_Try it_: Locate each line in the records containing "this". Copy it.

Element data from apps and pages
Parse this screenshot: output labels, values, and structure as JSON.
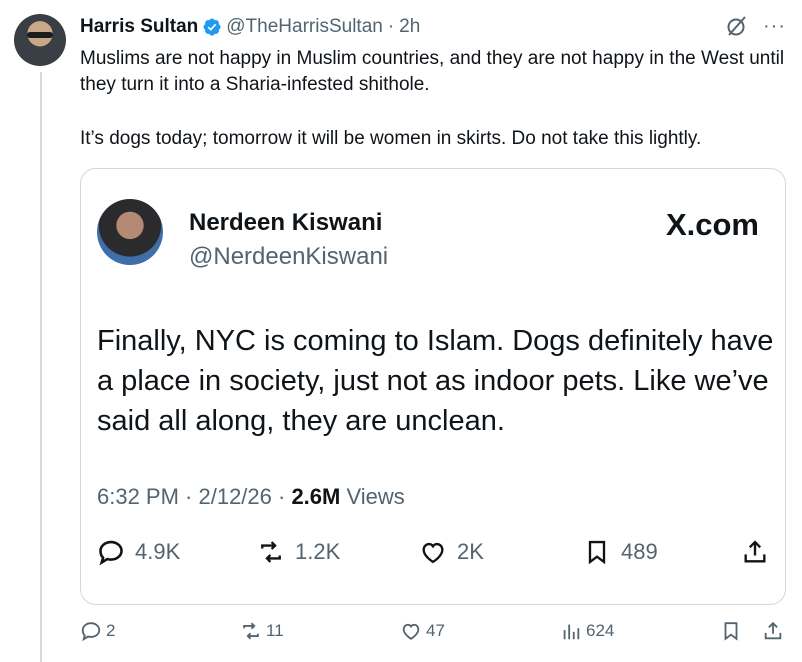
{
  "post": {
    "author_name": "Harris Sultan",
    "author_handle": "@TheHarrisSultan",
    "separator": "·",
    "time": "2h",
    "text_line1": "Muslims are not happy in Muslim countries, and they are not happy in the West until they turn it into a Sharia-infested shithole.",
    "text_line2": "It’s dogs today; tomorrow it will be women in skirts. Do not take this lightly.",
    "more_label": "···"
  },
  "quote": {
    "author_name": "Nerdeen Kiswani",
    "author_handle": "@NerdeenKiswani",
    "brand": "X.com",
    "text": "Finally, NYC is coming to Islam. Dogs definitely have a place in society, just not as indoor pets. Like we’ve said all along, they are unclean.",
    "timestamp": "6:32 PM · 2/12/26 · ",
    "views_count": "2.6M",
    "views_label": " Views",
    "replies": "4.9K",
    "reposts": "1.2K",
    "likes": "2K",
    "bookmarks": "489"
  },
  "actions": {
    "replies": "2",
    "reposts": "11",
    "likes": "47",
    "views": "624"
  },
  "colors": {
    "verified_blue": "#1d9bf0",
    "muted_text": "#536471",
    "border": "#cfd9de"
  },
  "icons": [
    "verified-badge-icon",
    "grok-icon",
    "more-icon",
    "reply-icon",
    "repost-icon",
    "like-icon",
    "bookmark-icon",
    "share-icon",
    "views-icon"
  ]
}
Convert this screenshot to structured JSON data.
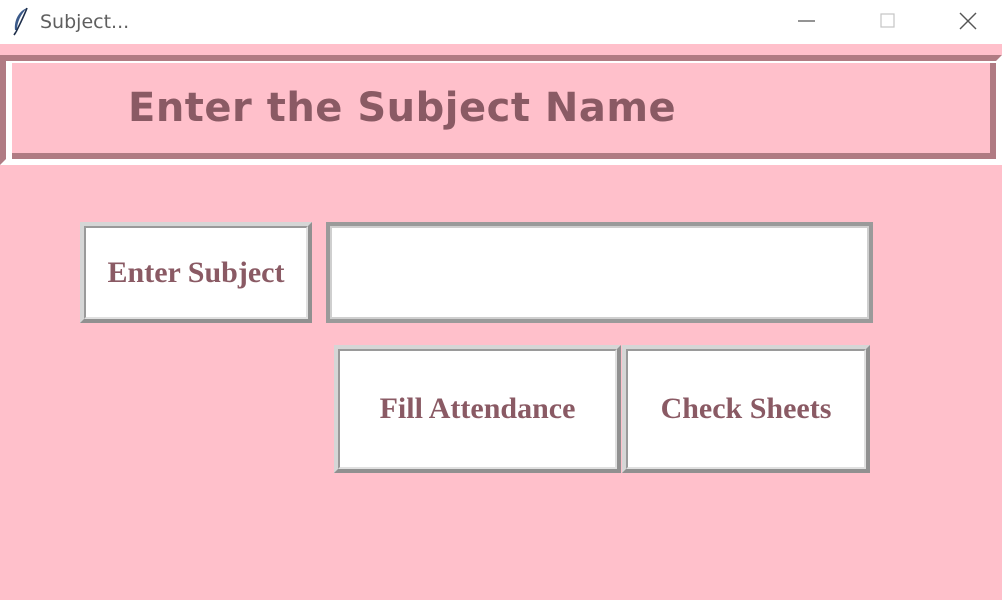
{
  "window": {
    "title": "Subject..."
  },
  "header": {
    "title": "Enter the Subject Name"
  },
  "form": {
    "subject_label": "Enter Subject",
    "subject_value": "",
    "fill_attendance_label": "Fill Attendance",
    "check_sheets_label": "Check Sheets"
  },
  "icons": {
    "app": "feather-icon",
    "minimize": "minimize-icon",
    "maximize": "maximize-icon",
    "close": "close-icon"
  },
  "colors": {
    "background": "#ffc0cb",
    "text": "#8a5a64",
    "frame": "#b07b83",
    "button_face": "#ffffff"
  }
}
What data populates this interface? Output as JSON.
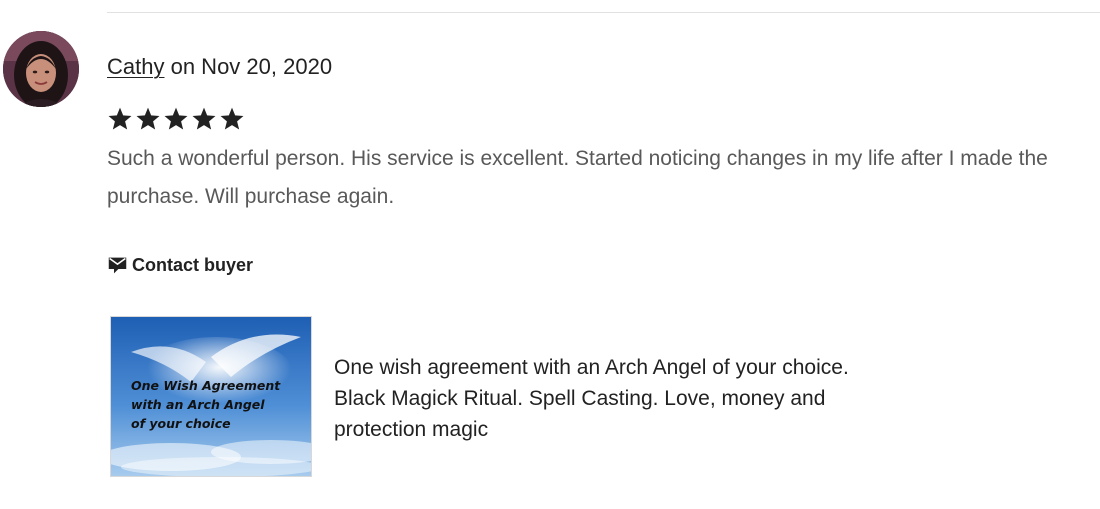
{
  "review": {
    "reviewer_name": "Cathy",
    "date_text": " on Nov 20, 2020",
    "rating": 5,
    "rating_max": 5,
    "text": "Such a wonderful person. His service is excellent. Started noticing changes in my life after I made the purchase. Will purchase again."
  },
  "contact": {
    "label": "Contact buyer",
    "icon": "message-icon"
  },
  "listing": {
    "image_caption_lines": [
      "One Wish Agreement",
      "with an Arch Angel",
      "of your choice"
    ],
    "title_lines": [
      "One wish agreement with an Arch Angel of your choice.",
      "Black Magick Ritual. Spell Casting. Love, money and",
      "protection magic"
    ]
  },
  "colors": {
    "text_primary": "#222222",
    "text_secondary": "#595959",
    "divider": "#e1e1e1",
    "sky_blue": "#2f6fc0"
  }
}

_Your response_:
Parse this screenshot: output labels, values, and structure as JSON.
    "text_line2": "It’s dogs today; tomorrow it will be women in skirts. Do not take this lightly.",
Convert this screenshot to structured JSON data.
What data populates this interface? Output as JSON.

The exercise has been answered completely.